But there was a lot of good that happened. Big news for Paleoaerie is that we are now partnered with the Arkansas STEM Coalition, a nonprofit advocacy group for STEM education within Arkansas. This is really important for us because this means Paleoaerie now operates as an official nonprofit organization. What does this mean for us and you? It means that any donation to the site is tax-deductible. It also means that many grants that we could not apply for before are now within possible reach. Fundraising should be a bit easier from now on, which means we may be able to do much more in the upcoming future. One of the things we will be doing in the near future is a Kickstarter campaign to buy a 3D laser scanner so that we can start adding 3D images of Arkansas fossils onto the website, which will be available for anyone to use. One might ask why not use some of the cheap or even free photographic methods that are available. In a word: resolution. I’ve tried other methods. When one is attempting to make a 3D image of an intricate object only a few centimeters across, they don’t work well. If you want details to show up, you need a better system. Stay tuned for that.
Paleoaerie is also partnering with the Museum of Discovery and the University of Arkansas at Little Rock for a National Fossil Day event on October 11. Make sure to mark your calendars and come out to the museum to see the spectacle and diversity that can be found in Arkansas. There is much more than you think. We are also working with the museum on a new dinosaur traveling exhibit. It is very cool, so watch for it later this fall.
The last big news that happened recently is today’s Mystery Monday fossil. Someone brought me a fossil to examine a couple of weeks ago.
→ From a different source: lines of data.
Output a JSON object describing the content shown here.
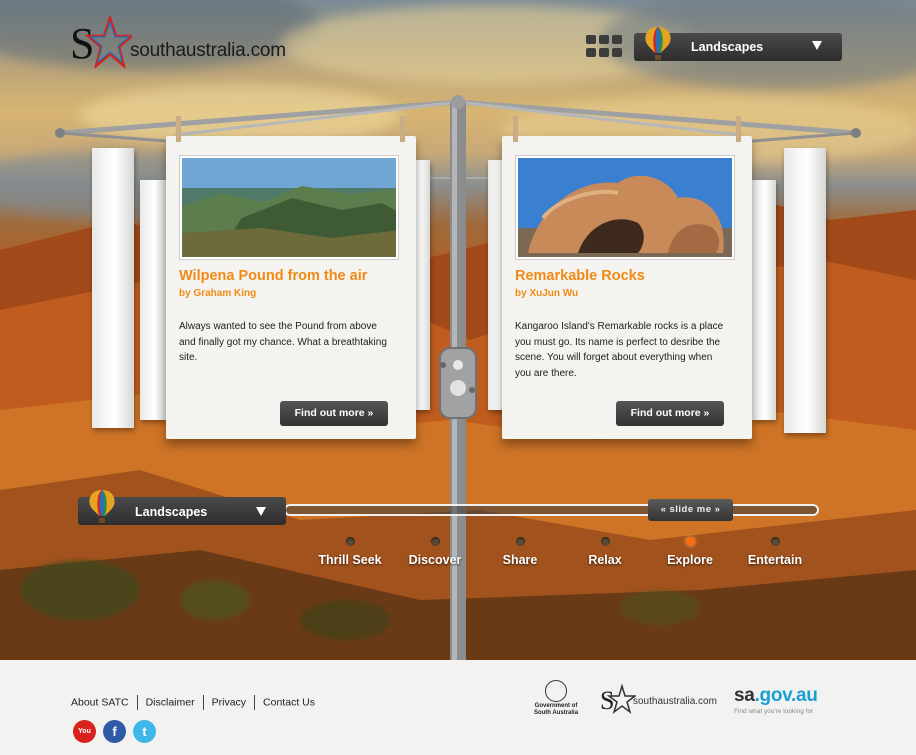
{
  "header": {
    "brand_wordmark": "southaustralia.com",
    "grid_icon": "grid-icon",
    "category_select": {
      "value": "Landscapes",
      "icon": "balloon-icon"
    }
  },
  "cards": [
    {
      "title": "Wilpena Pound from the air",
      "byline": "by Graham King",
      "description": "Always wanted to see the Pound from above and finally got my chance. What a breathtaking site.",
      "button_label": "Find out more »"
    },
    {
      "title": "Remarkable Rocks",
      "byline": "by XuJun Wu",
      "description": "Kangaroo Island's Remarkable rocks is a place you must go. Its name is perfect to desribe the scene. You will forget about everything when you are there.",
      "button_label": "Find out more »"
    }
  ],
  "slider": {
    "select_value": "Landscapes",
    "handle_label": "« slide me »",
    "categories": [
      {
        "label": "Thrill Seek",
        "active": false
      },
      {
        "label": "Discover",
        "active": false
      },
      {
        "label": "Share",
        "active": false
      },
      {
        "label": "Relax",
        "active": false
      },
      {
        "label": "Explore",
        "active": true
      },
      {
        "label": "Entertain",
        "active": false
      }
    ]
  },
  "footer": {
    "links": [
      "About SATC",
      "Disclaimer",
      "Privacy",
      "Contact Us"
    ],
    "social": [
      {
        "name": "youtube",
        "glyph": "You",
        "color": "#d8231c"
      },
      {
        "name": "facebook",
        "glyph": "f",
        "color": "#2f5aa7"
      },
      {
        "name": "twitter",
        "glyph": "t",
        "color": "#3fb7e8"
      }
    ],
    "gov_logo_text": "Government of South Australia",
    "sa_logo_wordmark": "southaustralia.com",
    "sagov": {
      "prefix": "sa",
      "suffix": ".gov.au",
      "tagline": "Find what you're looking for"
    }
  },
  "colors": {
    "accent_orange": "#f08a14",
    "active_dot": "#ff6a10",
    "dark_button": "#3a3a3a"
  }
}
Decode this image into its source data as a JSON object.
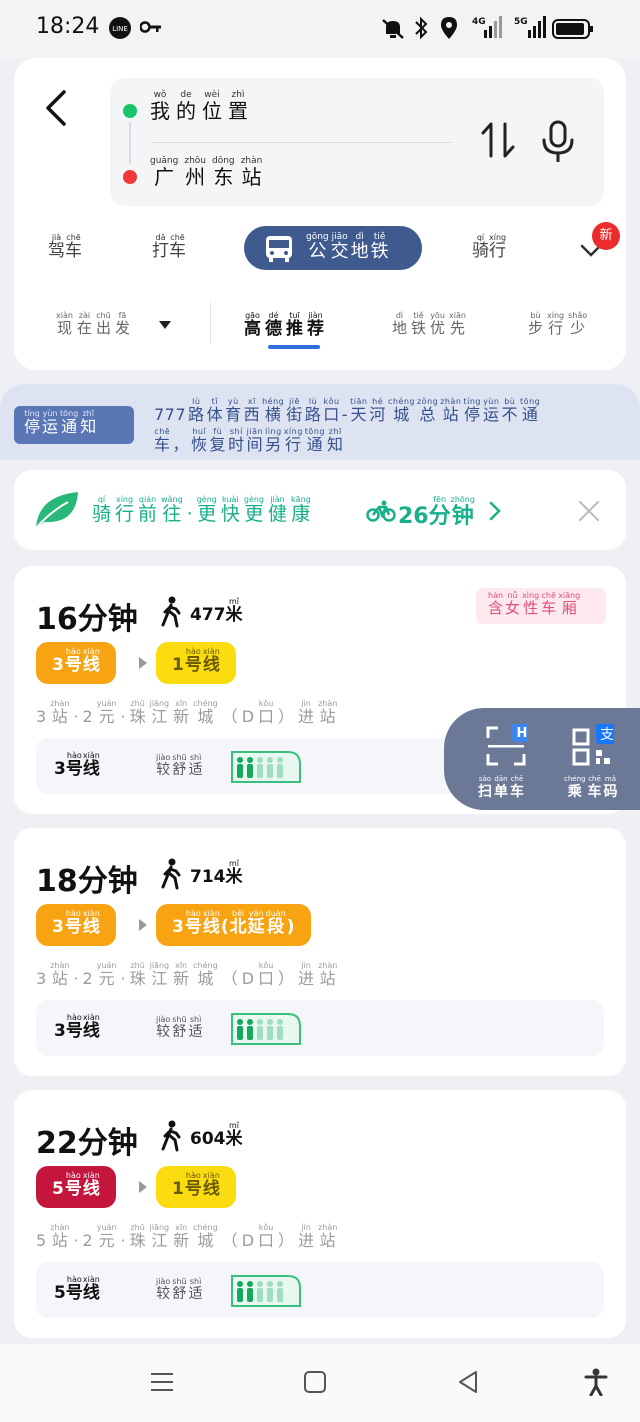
{
  "status_bar": {
    "time": "18:24",
    "icons": [
      "line-icon",
      "key-icon",
      "mute-icon",
      "bluetooth-icon",
      "location-icon",
      "4g-signal-icon",
      "5g-signal-icon",
      "battery-icon"
    ],
    "net1": "4G",
    "net2": "5G"
  },
  "route": {
    "origin": [
      {
        "py": "wǒ",
        "hz": "我"
      },
      {
        "py": "de",
        "hz": "的"
      },
      {
        "py": "wèi",
        "hz": "位"
      },
      {
        "py": "zhì",
        "hz": "置"
      }
    ],
    "destination": [
      {
        "py": "guǎng",
        "hz": "广"
      },
      {
        "py": "zhōu",
        "hz": "州"
      },
      {
        "py": "dōng",
        "hz": "东"
      },
      {
        "py": "zhàn",
        "hz": "站"
      }
    ]
  },
  "modes": [
    [
      {
        "py": "jià",
        "hz": "驾"
      },
      {
        "py": "chē",
        "hz": "车"
      }
    ],
    [
      {
        "py": "dǎ",
        "hz": "打"
      },
      {
        "py": "chē",
        "hz": "车"
      }
    ],
    [
      {
        "py": "gōng",
        "hz": "公"
      },
      {
        "py": "jiāo",
        "hz": "交"
      },
      {
        "py": "dì",
        "hz": "地"
      },
      {
        "py": "tiě",
        "hz": "铁"
      }
    ],
    [
      {
        "py": "qí",
        "hz": "骑"
      },
      {
        "py": "xíng",
        "hz": "行"
      }
    ]
  ],
  "new_badge": "新",
  "sort": {
    "time_filter": [
      {
        "py": "xiàn",
        "hz": "现"
      },
      {
        "py": "zài",
        "hz": "在"
      },
      {
        "py": "chū",
        "hz": "出"
      },
      {
        "py": "fā",
        "hz": "发"
      }
    ],
    "options": [
      [
        {
          "py": "gāo",
          "hz": "高"
        },
        {
          "py": "dé",
          "hz": "德"
        },
        {
          "py": "tuī",
          "hz": "推"
        },
        {
          "py": "jiàn",
          "hz": "荐"
        }
      ],
      [
        {
          "py": "dì",
          "hz": "地"
        },
        {
          "py": "tiě",
          "hz": "铁"
        },
        {
          "py": "yōu",
          "hz": "优"
        },
        {
          "py": "xiān",
          "hz": "先"
        }
      ],
      [
        {
          "py": "bù",
          "hz": "步"
        },
        {
          "py": "xíng",
          "hz": "行"
        },
        {
          "py": "shǎo",
          "hz": "少"
        }
      ]
    ]
  },
  "notice": {
    "tag": [
      {
        "py": "tíng",
        "hz": "停"
      },
      {
        "py": "yùn",
        "hz": "运"
      },
      {
        "py": "tōng",
        "hz": "通"
      },
      {
        "py": "zhī",
        "hz": "知"
      }
    ],
    "line1": [
      {
        "py": "",
        "hz": "777"
      },
      {
        "py": "lù",
        "hz": "路"
      },
      {
        "py": "tǐ",
        "hz": "体"
      },
      {
        "py": "yù",
        "hz": "育"
      },
      {
        "py": "xī",
        "hz": "西"
      },
      {
        "py": "héng",
        "hz": "横"
      },
      {
        "py": "jiē",
        "hz": "街"
      },
      {
        "py": "lù",
        "hz": "路"
      },
      {
        "py": "kǒu",
        "hz": "口"
      },
      {
        "py": "",
        "hz": "-"
      },
      {
        "py": "tiān",
        "hz": "天"
      },
      {
        "py": "hé",
        "hz": "河"
      },
      {
        "py": "chéng",
        "hz": "城"
      },
      {
        "py": "zǒng",
        "hz": "总"
      },
      {
        "py": "zhàn",
        "hz": "站"
      },
      {
        "py": "tíng",
        "hz": "停"
      },
      {
        "py": "yùn",
        "hz": "运"
      },
      {
        "py": "bù",
        "hz": "不"
      },
      {
        "py": "tōng",
        "hz": "通"
      }
    ],
    "line2": [
      {
        "py": "chē",
        "hz": "车"
      },
      {
        "py": "",
        "hz": "，"
      },
      {
        "py": "huī",
        "hz": "恢"
      },
      {
        "py": "fù",
        "hz": "复"
      },
      {
        "py": "shí",
        "hz": "时"
      },
      {
        "py": "jiān",
        "hz": "间"
      },
      {
        "py": "lìng",
        "hz": "另"
      },
      {
        "py": "xíng",
        "hz": "行"
      },
      {
        "py": "tōng",
        "hz": "通"
      },
      {
        "py": "zhī",
        "hz": "知"
      }
    ]
  },
  "bike": {
    "text": [
      {
        "py": "qí",
        "hz": "骑"
      },
      {
        "py": "xíng",
        "hz": "行"
      },
      {
        "py": "qián",
        "hz": "前"
      },
      {
        "py": "wǎng",
        "hz": "往"
      },
      {
        "py": "",
        "hz": "·"
      },
      {
        "py": "gèng",
        "hz": "更"
      },
      {
        "py": "kuài",
        "hz": "快"
      },
      {
        "py": "gèng",
        "hz": "更"
      },
      {
        "py": "jiàn",
        "hz": "健"
      },
      {
        "py": "kāng",
        "hz": "康"
      }
    ],
    "minutes": [
      {
        "py": "",
        "hz": "26"
      },
      {
        "py": "fēn",
        "hz": "分"
      },
      {
        "py": "zhōng",
        "hz": "钟"
      }
    ]
  },
  "routes": [
    {
      "duration": "16分钟",
      "walk": [
        {
          "py": "",
          "hz": "477"
        },
        {
          "py": "mǐ",
          "hz": "米"
        }
      ],
      "lines": [
        {
          "color": "orange",
          "label": [
            {
              "py": "",
              "hz": "3"
            },
            {
              "py": "hào",
              "hz": "号"
            },
            {
              "py": "xiàn",
              "hz": "线"
            }
          ]
        },
        {
          "color": "yellow",
          "label": [
            {
              "py": "",
              "hz": "1"
            },
            {
              "py": "hào",
              "hz": "号"
            },
            {
              "py": "xiàn",
              "hz": "线"
            }
          ]
        }
      ],
      "info": [
        {
          "py": "",
          "hz": "3"
        },
        {
          "py": "zhàn",
          "hz": "站"
        },
        {
          "py": "",
          "hz": "·"
        },
        {
          "py": "",
          "hz": "2"
        },
        {
          "py": "yuán",
          "hz": "元"
        },
        {
          "py": "",
          "hz": "·"
        },
        {
          "py": "zhū",
          "hz": "珠"
        },
        {
          "py": "jiāng",
          "hz": "江"
        },
        {
          "py": "xīn",
          "hz": "新"
        },
        {
          "py": "chéng",
          "hz": "城"
        },
        {
          "py": "",
          "hz": "（"
        },
        {
          "py": "",
          "hz": "D"
        },
        {
          "py": "kǒu",
          "hz": "口"
        },
        {
          "py": "",
          "hz": "）"
        },
        {
          "py": "jìn",
          "hz": "进"
        },
        {
          "py": "zhàn",
          "hz": "站"
        }
      ],
      "crowd_line": [
        {
          "py": "",
          "hz": "3"
        },
        {
          "py": "hào",
          "hz": "号"
        },
        {
          "py": "xiàn",
          "hz": "线"
        }
      ],
      "crowd_level": [
        {
          "py": "jiào",
          "hz": "较"
        },
        {
          "py": "shū",
          "hz": "舒"
        },
        {
          "py": "shì",
          "hz": "适"
        }
      ],
      "female_tag": [
        {
          "py": "hán",
          "hz": "含"
        },
        {
          "py": "nǚ",
          "hz": "女"
        },
        {
          "py": "xìng",
          "hz": "性"
        },
        {
          "py": "chē",
          "hz": "车"
        },
        {
          "py": "xiāng",
          "hz": "厢"
        }
      ]
    },
    {
      "duration": "18分钟",
      "walk": [
        {
          "py": "",
          "hz": "714"
        },
        {
          "py": "mǐ",
          "hz": "米"
        }
      ],
      "lines": [
        {
          "color": "orange",
          "label": [
            {
              "py": "",
              "hz": "3"
            },
            {
              "py": "hào",
              "hz": "号"
            },
            {
              "py": "xiàn",
              "hz": "线"
            }
          ]
        },
        {
          "color": "orange",
          "label": [
            {
              "py": "",
              "hz": "3"
            },
            {
              "py": "hào",
              "hz": "号"
            },
            {
              "py": "xiàn",
              "hz": "线"
            },
            {
              "py": "",
              "hz": "("
            },
            {
              "py": "běi",
              "hz": "北"
            },
            {
              "py": "yán",
              "hz": "延"
            },
            {
              "py": "duàn",
              "hz": "段"
            },
            {
              "py": "",
              "hz": ")"
            }
          ]
        }
      ],
      "info": [
        {
          "py": "",
          "hz": "3"
        },
        {
          "py": "zhàn",
          "hz": "站"
        },
        {
          "py": "",
          "hz": "·"
        },
        {
          "py": "",
          "hz": "2"
        },
        {
          "py": "yuán",
          "hz": "元"
        },
        {
          "py": "",
          "hz": "·"
        },
        {
          "py": "zhū",
          "hz": "珠"
        },
        {
          "py": "jiāng",
          "hz": "江"
        },
        {
          "py": "xīn",
          "hz": "新"
        },
        {
          "py": "chéng",
          "hz": "城"
        },
        {
          "py": "",
          "hz": "（"
        },
        {
          "py": "",
          "hz": "D"
        },
        {
          "py": "kǒu",
          "hz": "口"
        },
        {
          "py": "",
          "hz": "）"
        },
        {
          "py": "jìn",
          "hz": "进"
        },
        {
          "py": "zhàn",
          "hz": "站"
        }
      ],
      "crowd_line": [
        {
          "py": "",
          "hz": "3"
        },
        {
          "py": "hào",
          "hz": "号"
        },
        {
          "py": "xiàn",
          "hz": "线"
        }
      ],
      "crowd_level": [
        {
          "py": "jiào",
          "hz": "较"
        },
        {
          "py": "shū",
          "hz": "舒"
        },
        {
          "py": "shì",
          "hz": "适"
        }
      ]
    },
    {
      "duration": "22分钟",
      "walk": [
        {
          "py": "",
          "hz": "604"
        },
        {
          "py": "mǐ",
          "hz": "米"
        }
      ],
      "lines": [
        {
          "color": "crimson",
          "label": [
            {
              "py": "",
              "hz": "5"
            },
            {
              "py": "hào",
              "hz": "号"
            },
            {
              "py": "xiàn",
              "hz": "线"
            }
          ]
        },
        {
          "color": "yellow",
          "label": [
            {
              "py": "",
              "hz": "1"
            },
            {
              "py": "hào",
              "hz": "号"
            },
            {
              "py": "xiàn",
              "hz": "线"
            }
          ]
        }
      ],
      "info": [
        {
          "py": "",
          "hz": "5"
        },
        {
          "py": "zhàn",
          "hz": "站"
        },
        {
          "py": "",
          "hz": "·"
        },
        {
          "py": "",
          "hz": "2"
        },
        {
          "py": "yuán",
          "hz": "元"
        },
        {
          "py": "",
          "hz": "·"
        },
        {
          "py": "zhū",
          "hz": "珠"
        },
        {
          "py": "jiāng",
          "hz": "江"
        },
        {
          "py": "xīn",
          "hz": "新"
        },
        {
          "py": "chéng",
          "hz": "城"
        },
        {
          "py": "",
          "hz": "（"
        },
        {
          "py": "",
          "hz": "D"
        },
        {
          "py": "kǒu",
          "hz": "口"
        },
        {
          "py": "",
          "hz": "）"
        },
        {
          "py": "jìn",
          "hz": "进"
        },
        {
          "py": "zhàn",
          "hz": "站"
        }
      ],
      "crowd_line": [
        {
          "py": "",
          "hz": "5"
        },
        {
          "py": "hào",
          "hz": "号"
        },
        {
          "py": "xiàn",
          "hz": "线"
        }
      ],
      "crowd_level": [
        {
          "py": "jiào",
          "hz": "较"
        },
        {
          "py": "shū",
          "hz": "舒"
        },
        {
          "py": "shì",
          "hz": "适"
        }
      ]
    }
  ],
  "floating": {
    "scan": [
      {
        "py": "sǎo",
        "hz": "扫"
      },
      {
        "py": "dān",
        "hz": "单"
      },
      {
        "py": "chē",
        "hz": "车"
      }
    ],
    "ride_code": [
      {
        "py": "chéng",
        "hz": "乘"
      },
      {
        "py": "chē",
        "hz": "车"
      },
      {
        "py": "mǎ",
        "hz": "码"
      }
    ],
    "scan_badge": "H",
    "pay_badge": "支"
  },
  "colors": {
    "accent": "#3f5a8f",
    "line_orange": "#f7a312",
    "line_yellow": "#fbdc10",
    "line_crimson": "#c4153c",
    "bike_green": "#17b08a"
  }
}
The first amazing part of it is that is was actually a fossil. the vast majority of what people show me are just interestingly shaped rocks. This was a bona fide fossil. Not only was it a fossil, but a really cool one. The image below is a vertebra from a little seen animal in Arkansas and not at all for a very long time. The fossil is roughly 100 million years old, putting it in the Cretaceous Period. At that time, Arkansas was on the shoreline of the late Cretaceous Interior Seaway. Take a look at the image below and see if you can figure out what it came from. I’ll let you know what it is Friday. Thanks to Matt Smith for bringing this wonderful fossil to my attention. Come out to the National Fossil Day event and see it for yourself.